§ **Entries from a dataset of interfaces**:

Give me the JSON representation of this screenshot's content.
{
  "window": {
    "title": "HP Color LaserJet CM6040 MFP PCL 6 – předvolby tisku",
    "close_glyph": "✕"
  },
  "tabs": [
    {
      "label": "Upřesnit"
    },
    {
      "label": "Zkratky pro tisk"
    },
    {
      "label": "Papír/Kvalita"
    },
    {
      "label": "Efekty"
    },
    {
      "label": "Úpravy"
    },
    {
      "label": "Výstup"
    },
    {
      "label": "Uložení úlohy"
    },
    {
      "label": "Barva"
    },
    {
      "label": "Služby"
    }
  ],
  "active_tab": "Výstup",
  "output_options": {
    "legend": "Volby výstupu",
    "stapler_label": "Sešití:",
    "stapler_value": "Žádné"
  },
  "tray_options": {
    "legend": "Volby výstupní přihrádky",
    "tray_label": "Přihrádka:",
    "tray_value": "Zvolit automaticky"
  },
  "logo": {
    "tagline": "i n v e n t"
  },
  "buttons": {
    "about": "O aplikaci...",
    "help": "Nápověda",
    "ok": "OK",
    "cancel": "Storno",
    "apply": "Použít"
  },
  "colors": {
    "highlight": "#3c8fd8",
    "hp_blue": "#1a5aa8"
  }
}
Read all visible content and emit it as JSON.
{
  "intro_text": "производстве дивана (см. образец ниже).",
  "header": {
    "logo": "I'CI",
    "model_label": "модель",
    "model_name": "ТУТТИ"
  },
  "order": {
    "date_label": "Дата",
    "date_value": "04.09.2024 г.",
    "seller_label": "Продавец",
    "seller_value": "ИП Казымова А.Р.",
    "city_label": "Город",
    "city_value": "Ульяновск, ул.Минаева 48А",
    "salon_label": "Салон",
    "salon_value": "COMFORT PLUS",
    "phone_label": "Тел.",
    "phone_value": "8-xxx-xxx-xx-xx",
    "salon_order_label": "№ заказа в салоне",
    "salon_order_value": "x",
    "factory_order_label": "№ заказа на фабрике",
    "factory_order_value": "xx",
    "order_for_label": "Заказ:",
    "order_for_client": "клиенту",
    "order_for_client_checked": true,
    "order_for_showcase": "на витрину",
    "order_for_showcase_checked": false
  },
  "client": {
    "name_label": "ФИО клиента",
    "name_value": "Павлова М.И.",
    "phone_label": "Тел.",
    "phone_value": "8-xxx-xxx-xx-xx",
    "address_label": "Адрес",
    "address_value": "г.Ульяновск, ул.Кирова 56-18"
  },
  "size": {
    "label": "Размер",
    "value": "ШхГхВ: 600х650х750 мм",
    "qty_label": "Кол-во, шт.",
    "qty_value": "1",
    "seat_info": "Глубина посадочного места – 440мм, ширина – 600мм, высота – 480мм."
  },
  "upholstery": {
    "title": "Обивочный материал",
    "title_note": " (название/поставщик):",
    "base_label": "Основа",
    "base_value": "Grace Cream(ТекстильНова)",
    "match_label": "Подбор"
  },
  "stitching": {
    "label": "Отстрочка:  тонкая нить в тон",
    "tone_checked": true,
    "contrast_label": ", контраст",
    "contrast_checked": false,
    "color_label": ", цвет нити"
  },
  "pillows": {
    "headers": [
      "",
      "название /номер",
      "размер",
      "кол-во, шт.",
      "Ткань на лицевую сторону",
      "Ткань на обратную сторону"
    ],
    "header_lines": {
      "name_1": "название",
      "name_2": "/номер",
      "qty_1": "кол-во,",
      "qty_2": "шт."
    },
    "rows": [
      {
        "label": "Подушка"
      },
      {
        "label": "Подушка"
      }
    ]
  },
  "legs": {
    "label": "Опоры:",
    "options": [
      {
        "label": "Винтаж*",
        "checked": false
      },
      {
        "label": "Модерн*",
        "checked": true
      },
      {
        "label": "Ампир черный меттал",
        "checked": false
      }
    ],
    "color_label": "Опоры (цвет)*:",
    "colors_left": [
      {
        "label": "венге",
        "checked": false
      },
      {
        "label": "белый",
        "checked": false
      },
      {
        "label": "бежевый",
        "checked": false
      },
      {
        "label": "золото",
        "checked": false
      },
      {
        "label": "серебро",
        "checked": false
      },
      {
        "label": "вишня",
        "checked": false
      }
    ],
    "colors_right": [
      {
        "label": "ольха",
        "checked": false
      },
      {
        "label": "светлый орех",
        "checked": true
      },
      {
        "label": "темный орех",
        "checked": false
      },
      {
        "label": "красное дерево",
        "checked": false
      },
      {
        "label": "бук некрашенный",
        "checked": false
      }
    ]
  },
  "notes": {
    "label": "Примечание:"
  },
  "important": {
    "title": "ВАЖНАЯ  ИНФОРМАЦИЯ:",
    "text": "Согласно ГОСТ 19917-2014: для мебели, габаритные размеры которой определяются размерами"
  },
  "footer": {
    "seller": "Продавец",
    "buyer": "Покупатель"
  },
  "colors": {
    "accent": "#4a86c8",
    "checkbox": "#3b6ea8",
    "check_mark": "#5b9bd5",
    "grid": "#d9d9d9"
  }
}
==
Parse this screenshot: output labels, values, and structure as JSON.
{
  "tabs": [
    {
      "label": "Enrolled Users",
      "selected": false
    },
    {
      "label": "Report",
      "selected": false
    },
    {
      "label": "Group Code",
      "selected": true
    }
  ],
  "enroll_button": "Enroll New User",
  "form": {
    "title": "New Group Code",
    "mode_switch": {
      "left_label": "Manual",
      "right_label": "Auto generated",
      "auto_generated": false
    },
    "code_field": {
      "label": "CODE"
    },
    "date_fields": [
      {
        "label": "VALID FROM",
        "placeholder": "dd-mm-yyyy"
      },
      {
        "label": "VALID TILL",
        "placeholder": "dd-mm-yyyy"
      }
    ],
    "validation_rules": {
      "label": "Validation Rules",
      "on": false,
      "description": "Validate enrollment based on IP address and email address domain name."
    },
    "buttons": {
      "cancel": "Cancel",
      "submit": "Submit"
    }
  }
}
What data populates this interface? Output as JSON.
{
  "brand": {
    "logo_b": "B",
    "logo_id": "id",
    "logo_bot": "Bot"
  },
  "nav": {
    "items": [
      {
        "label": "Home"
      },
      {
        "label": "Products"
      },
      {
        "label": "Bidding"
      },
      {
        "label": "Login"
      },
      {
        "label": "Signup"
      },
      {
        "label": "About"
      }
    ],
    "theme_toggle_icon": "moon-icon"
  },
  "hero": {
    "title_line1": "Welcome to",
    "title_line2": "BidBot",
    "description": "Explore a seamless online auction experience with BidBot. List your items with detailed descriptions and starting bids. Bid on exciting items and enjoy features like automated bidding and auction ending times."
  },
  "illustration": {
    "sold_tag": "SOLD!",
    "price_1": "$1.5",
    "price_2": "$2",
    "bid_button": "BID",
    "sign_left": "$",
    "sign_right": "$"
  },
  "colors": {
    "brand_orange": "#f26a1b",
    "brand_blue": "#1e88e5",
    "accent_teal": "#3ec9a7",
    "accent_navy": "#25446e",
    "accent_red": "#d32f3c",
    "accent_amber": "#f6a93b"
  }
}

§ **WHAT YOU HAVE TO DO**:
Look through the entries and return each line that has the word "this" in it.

§ **OUTPUT OF THE EXERCISE**:
Give me the JSON representation of this screenshot's content.
Parse this screenshot: output labels, values, and structure as JSON.
What data populates this interface? Output as JSON.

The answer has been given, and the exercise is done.